TASK STATEMENT :: For this task, retype the records below exactly.

════════════════

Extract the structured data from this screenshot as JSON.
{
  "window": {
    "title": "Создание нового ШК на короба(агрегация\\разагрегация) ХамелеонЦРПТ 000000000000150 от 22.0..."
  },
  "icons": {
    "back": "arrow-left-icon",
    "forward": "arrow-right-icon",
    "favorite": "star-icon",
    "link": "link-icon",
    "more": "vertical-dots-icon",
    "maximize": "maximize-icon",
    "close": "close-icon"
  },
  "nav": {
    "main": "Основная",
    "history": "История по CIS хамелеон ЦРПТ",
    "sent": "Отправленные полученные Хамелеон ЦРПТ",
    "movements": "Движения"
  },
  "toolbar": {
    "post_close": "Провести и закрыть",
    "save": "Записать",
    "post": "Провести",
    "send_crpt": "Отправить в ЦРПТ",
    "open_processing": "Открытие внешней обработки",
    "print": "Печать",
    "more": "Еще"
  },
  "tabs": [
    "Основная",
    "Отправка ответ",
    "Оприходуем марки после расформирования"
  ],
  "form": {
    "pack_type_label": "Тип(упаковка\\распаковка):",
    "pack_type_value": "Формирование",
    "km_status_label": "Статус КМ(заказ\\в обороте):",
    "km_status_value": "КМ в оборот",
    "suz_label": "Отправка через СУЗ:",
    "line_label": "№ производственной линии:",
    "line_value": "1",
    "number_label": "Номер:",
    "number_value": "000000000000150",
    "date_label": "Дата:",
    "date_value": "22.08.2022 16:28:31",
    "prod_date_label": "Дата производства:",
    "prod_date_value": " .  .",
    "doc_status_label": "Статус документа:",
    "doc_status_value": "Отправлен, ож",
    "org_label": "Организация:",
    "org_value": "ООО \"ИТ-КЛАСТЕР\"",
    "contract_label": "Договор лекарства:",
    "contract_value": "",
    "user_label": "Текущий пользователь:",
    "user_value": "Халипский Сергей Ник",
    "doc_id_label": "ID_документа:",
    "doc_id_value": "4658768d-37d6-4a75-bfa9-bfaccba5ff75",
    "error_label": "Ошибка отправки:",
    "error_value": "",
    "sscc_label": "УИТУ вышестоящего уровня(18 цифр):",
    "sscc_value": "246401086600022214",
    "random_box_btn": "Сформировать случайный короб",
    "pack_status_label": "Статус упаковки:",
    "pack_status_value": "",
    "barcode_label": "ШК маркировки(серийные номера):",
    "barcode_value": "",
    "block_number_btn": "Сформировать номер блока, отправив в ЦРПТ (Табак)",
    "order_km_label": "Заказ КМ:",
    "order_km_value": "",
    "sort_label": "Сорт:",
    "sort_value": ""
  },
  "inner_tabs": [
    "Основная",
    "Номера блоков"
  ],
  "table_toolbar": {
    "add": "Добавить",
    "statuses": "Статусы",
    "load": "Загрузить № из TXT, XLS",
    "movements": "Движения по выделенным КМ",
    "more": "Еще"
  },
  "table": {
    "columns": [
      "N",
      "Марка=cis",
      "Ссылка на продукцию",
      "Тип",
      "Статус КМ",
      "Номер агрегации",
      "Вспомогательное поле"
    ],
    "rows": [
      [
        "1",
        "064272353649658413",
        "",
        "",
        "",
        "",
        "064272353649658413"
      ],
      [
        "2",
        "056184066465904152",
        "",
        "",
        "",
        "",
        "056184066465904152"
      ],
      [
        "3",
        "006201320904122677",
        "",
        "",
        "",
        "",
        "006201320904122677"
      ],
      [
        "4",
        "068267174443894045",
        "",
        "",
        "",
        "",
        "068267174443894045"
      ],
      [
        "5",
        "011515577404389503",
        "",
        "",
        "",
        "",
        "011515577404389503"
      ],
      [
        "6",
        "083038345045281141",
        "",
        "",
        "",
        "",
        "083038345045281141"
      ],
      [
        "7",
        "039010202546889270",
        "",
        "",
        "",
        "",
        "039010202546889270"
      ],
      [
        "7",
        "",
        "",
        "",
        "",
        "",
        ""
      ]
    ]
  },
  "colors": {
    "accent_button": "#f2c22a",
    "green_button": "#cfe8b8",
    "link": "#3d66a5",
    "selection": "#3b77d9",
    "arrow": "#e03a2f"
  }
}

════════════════

SOLUTION ::
Extract the structured data from this screenshot as JSON.
{
  "window": {
    "title": "Создание нового ШК на короба(агрегация\\разагрегация) ХамелеонЦРПТ 000000000000150 от 22.0..."
  },
  "icons": {
    "back": "arrow-left-icon",
    "forward": "arrow-right-icon",
    "favorite": "star-icon",
    "link": "link-icon",
    "more": "vertical-dots-icon",
    "maximize": "maximize-icon",
    "close": "close-icon"
  },
  "nav": {
    "main": "Основная",
    "history": "История по CIS хамелеон ЦРПТ",
    "sent": "Отправленные полученные Хамелеон ЦРПТ",
    "movements": "Движения"
  },
  "toolbar": {
    "post_close": "Провести и закрыть",
    "save": "Записать",
    "post": "Провести",
    "send_crpt": "Отправить в ЦРПТ",
    "open_processing": "Открытие внешней обработки",
    "print": "Печать",
    "more": "Еще"
  },
  "tabs": [
    "Основная",
    "Отправка ответ",
    "Оприходуем марки после расформирования"
  ],
  "form": {
    "pack_type_label": "Тип(упаковка\\распаковка):",
    "pack_type_value": "Формирование",
    "km_status_label": "Статус КМ(заказ\\в обороте):",
    "km_status_value": "КМ в оборот",
    "suz_label": "Отправка через СУЗ:",
    "line_label": "№ производственной линии:",
    "line_value": "1",
    "number_label": "Номер:",
    "number_value": "000000000000150",
    "date_label": "Дата:",
    "date_value": "22.08.2022 16:28:31",
    "prod_date_label": "Дата производства:",
    "prod_date_value": " .  .",
    "doc_status_label": "Статус документа:",
    "doc_status_value": "Отправлен, ож",
    "org_label": "Организация:",
    "org_value": "ООО \"ИТ-КЛАСТЕР\"",
    "contract_label": "Договор лекарства:",
    "contract_value": "",
    "user_label": "Текущий пользователь:",
    "user_value": "Халипский Сергей Ник",
    "doc_id_label": "ID_документа:",
    "doc_id_value": "4658768d-37d6-4a75-bfa9-bfaccba5ff75",
    "error_label": "Ошибка отправки:",
    "error_value": "",
    "sscc_label": "УИТУ вышестоящего уровня(18 цифр):",
    "sscc_value": "246401086600022214",
    "random_box_btn": "Сформировать случайный короб",
    "pack_status_label": "Статус упаковки:",
    "pack_status_value": "",
    "barcode_label": "ШК маркировки(серийные номера):",
    "barcode_value": "",
    "block_number_btn": "Сформировать номер блока, отправив в ЦРПТ (Табак)",
    "order_km_label": "Заказ КМ:",
    "order_km_value": "",
    "sort_label": "Сорт:",
    "sort_value": ""
  },
  "inner_tabs": [
    "Основная",
    "Номера блоков"
  ],
  "table_toolbar": {
    "add": "Добавить",
    "statuses": "Статусы",
    "load": "Загрузить № из TXT, XLS",
    "movements": "Движения по выделенным КМ",
    "more": "Еще"
  },
  "table": {
    "columns": [
      "N",
      "Марка=cis",
      "Ссылка на продукцию",
      "Тип",
      "Статус КМ",
      "Номер агрегации",
      "Вспомогательное поле"
    ],
    "rows": [
      [
        "1",
        "064272353649658413",
        "",
        "",
        "",
        "",
        "064272353649658413"
      ],
      [
        "2",
        "056184066465904152",
        "",
        "",
        "",
        "",
        "056184066465904152"
      ],
      [
        "3",
        "006201320904122677",
        "",
        "",
        "",
        "",
        "006201320904122677"
      ],
      [
        "4",
        "068267174443894045",
        "",
        "",
        "",
        "",
        "068267174443894045"
      ],
      [
        "5",
        "011515577404389503",
        "",
        "",
        "",
        "",
        "011515577404389503"
      ],
      [
        "6",
        "083038345045281141",
        "",
        "",
        "",
        "",
        "083038345045281141"
      ],
      [
        "7",
        "039010202546889270",
        "",
        "",
        "",
        "",
        "039010202546889270"
      ],
      [
        "7",
        "",
        "",
        "",
        "",
        "",
        ""
      ]
    ]
  },
  "colors": {
    "accent_button": "#f2c22a",
    "green_button": "#cfe8b8",
    "link": "#3d66a5",
    "selection": "#3b77d9",
    "arrow": "#e03a2f"
  }
}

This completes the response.